• Provided records:
-- Opening Marker --

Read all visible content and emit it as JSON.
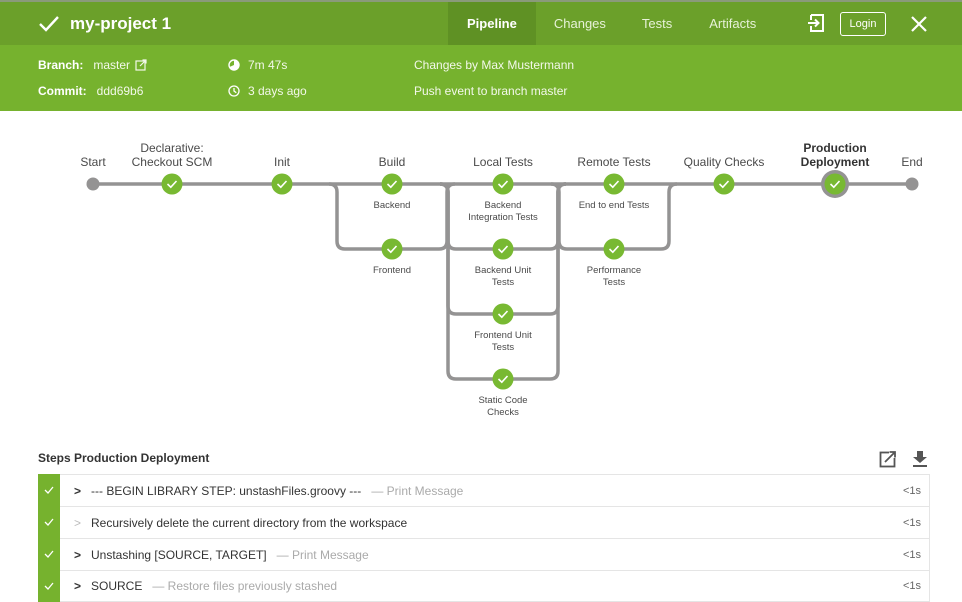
{
  "header": {
    "title": "my-project 1",
    "status": "success",
    "tabs": [
      {
        "label": "Pipeline",
        "active": true
      },
      {
        "label": "Changes",
        "active": false
      },
      {
        "label": "Tests",
        "active": false
      },
      {
        "label": "Artifacts",
        "active": false
      }
    ],
    "login_label": "Login",
    "icons": {
      "exit": "exit-icon",
      "close": "close-icon",
      "check": "check-icon"
    }
  },
  "info": {
    "branch_label": "Branch:",
    "branch_value": "master",
    "commit_label": "Commit:",
    "commit_value": "ddd69b6",
    "duration": "7m 47s",
    "started": "3 days ago",
    "changes": "Changes by Max Mustermann",
    "cause": "Push event to branch master"
  },
  "pipeline": {
    "start_label": "Start",
    "end_label": "End",
    "stages": [
      {
        "name": "Declarative: Checkout SCM",
        "lines": [
          "Declarative:",
          "Checkout SCM"
        ],
        "status": "success",
        "parallel": []
      },
      {
        "name": "Init",
        "lines": [
          "Init"
        ],
        "status": "success",
        "parallel": []
      },
      {
        "name": "Build",
        "lines": [
          "Build"
        ],
        "status": "success",
        "parallel": [
          {
            "lines": [
              "Backend"
            ]
          },
          {
            "lines": [
              "Frontend"
            ]
          }
        ]
      },
      {
        "name": "Local Tests",
        "lines": [
          "Local Tests"
        ],
        "status": "success",
        "parallel": [
          {
            "lines": [
              "Backend",
              "Integration Tests"
            ]
          },
          {
            "lines": [
              "Backend Unit",
              "Tests"
            ]
          },
          {
            "lines": [
              "Frontend Unit",
              "Tests"
            ]
          },
          {
            "lines": [
              "Static Code",
              "Checks"
            ]
          }
        ]
      },
      {
        "name": "Remote Tests",
        "lines": [
          "Remote Tests"
        ],
        "status": "success",
        "parallel": [
          {
            "lines": [
              "End to end Tests"
            ]
          },
          {
            "lines": [
              "Performance",
              "Tests"
            ]
          }
        ]
      },
      {
        "name": "Quality Checks",
        "lines": [
          "Quality Checks"
        ],
        "status": "success",
        "parallel": []
      },
      {
        "name": "Production Deployment",
        "lines": [
          "Production",
          "Deployment"
        ],
        "status": "success",
        "selected": true,
        "parallel": []
      }
    ]
  },
  "steps": {
    "title": "Steps Production Deployment",
    "items": [
      {
        "text": "--- BEGIN LIBRARY STEP: unstashFiles.groovy ---",
        "desc": "— Print Message",
        "duration": "<1s",
        "expandable": true
      },
      {
        "text": "Recursively delete the current directory from the workspace",
        "desc": "",
        "duration": "<1s",
        "expandable": false
      },
      {
        "text": "Unstashing [SOURCE, TARGET]",
        "desc": "— Print Message",
        "duration": "<1s",
        "expandable": true
      },
      {
        "text": "SOURCE",
        "desc": "— Restore files previously stashed",
        "duration": "<1s",
        "expandable": true
      }
    ]
  },
  "colors": {
    "success": "#78b932",
    "header": "#6ba02a",
    "subheader": "#76b22e",
    "line": "#949393"
  }
}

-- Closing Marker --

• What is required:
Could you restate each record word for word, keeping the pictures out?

• Finished exercise:
Read all visible content and emit it as JSON.
{
  "header": {
    "title": "my-project 1",
    "status": "success",
    "tabs": [
      {
        "label": "Pipeline",
        "active": true
      },
      {
        "label": "Changes",
        "active": false
      },
      {
        "label": "Tests",
        "active": false
      },
      {
        "label": "Artifacts",
        "active": false
      }
    ],
    "login_label": "Login",
    "icons": {
      "exit": "exit-icon",
      "close": "close-icon",
      "check": "check-icon"
    }
  },
  "info": {
    "branch_label": "Branch:",
    "branch_value": "master",
    "commit_label": "Commit:",
    "commit_value": "ddd69b6",
    "duration": "7m 47s",
    "started": "3 days ago",
    "changes": "Changes by Max Mustermann",
    "cause": "Push event to branch master"
  },
  "pipeline": {
    "start_label": "Start",
    "end_label": "End",
    "stages": [
      {
        "name": "Declarative: Checkout SCM",
        "lines": [
          "Declarative:",
          "Checkout SCM"
        ],
        "status": "success",
        "parallel": []
      },
      {
        "name": "Init",
        "lines": [
          "Init"
        ],
        "status": "success",
        "parallel": []
      },
      {
        "name": "Build",
        "lines": [
          "Build"
        ],
        "status": "success",
        "parallel": [
          {
            "lines": [
              "Backend"
            ]
          },
          {
            "lines": [
              "Frontend"
            ]
          }
        ]
      },
      {
        "name": "Local Tests",
        "lines": [
          "Local Tests"
        ],
        "status": "success",
        "parallel": [
          {
            "lines": [
              "Backend",
              "Integration Tests"
            ]
          },
          {
            "lines": [
              "Backend Unit",
              "Tests"
            ]
          },
          {
            "lines": [
              "Frontend Unit",
              "Tests"
            ]
          },
          {
            "lines": [
              "Static Code",
              "Checks"
            ]
          }
        ]
      },
      {
        "name": "Remote Tests",
        "lines": [
          "Remote Tests"
        ],
        "status": "success",
        "parallel": [
          {
            "lines": [
              "End to end Tests"
            ]
          },
          {
            "lines": [
              "Performance",
              "Tests"
            ]
          }
        ]
      },
      {
        "name": "Quality Checks",
        "lines": [
          "Quality Checks"
        ],
        "status": "success",
        "parallel": []
      },
      {
        "name": "Production Deployment",
        "lines": [
          "Production",
          "Deployment"
        ],
        "status": "success",
        "selected": true,
        "parallel": []
      }
    ]
  },
  "steps": {
    "title": "Steps Production Deployment",
    "items": [
      {
        "text": "--- BEGIN LIBRARY STEP: unstashFiles.groovy ---",
        "desc": "— Print Message",
        "duration": "<1s",
        "expandable": true
      },
      {
        "text": "Recursively delete the current directory from the workspace",
        "desc": "",
        "duration": "<1s",
        "expandable": false
      },
      {
        "text": "Unstashing [SOURCE, TARGET]",
        "desc": "— Print Message",
        "duration": "<1s",
        "expandable": true
      },
      {
        "text": "SOURCE",
        "desc": "— Restore files previously stashed",
        "duration": "<1s",
        "expandable": true
      }
    ]
  },
  "colors": {
    "success": "#78b932",
    "header": "#6ba02a",
    "subheader": "#76b22e",
    "line": "#949393"
  }
}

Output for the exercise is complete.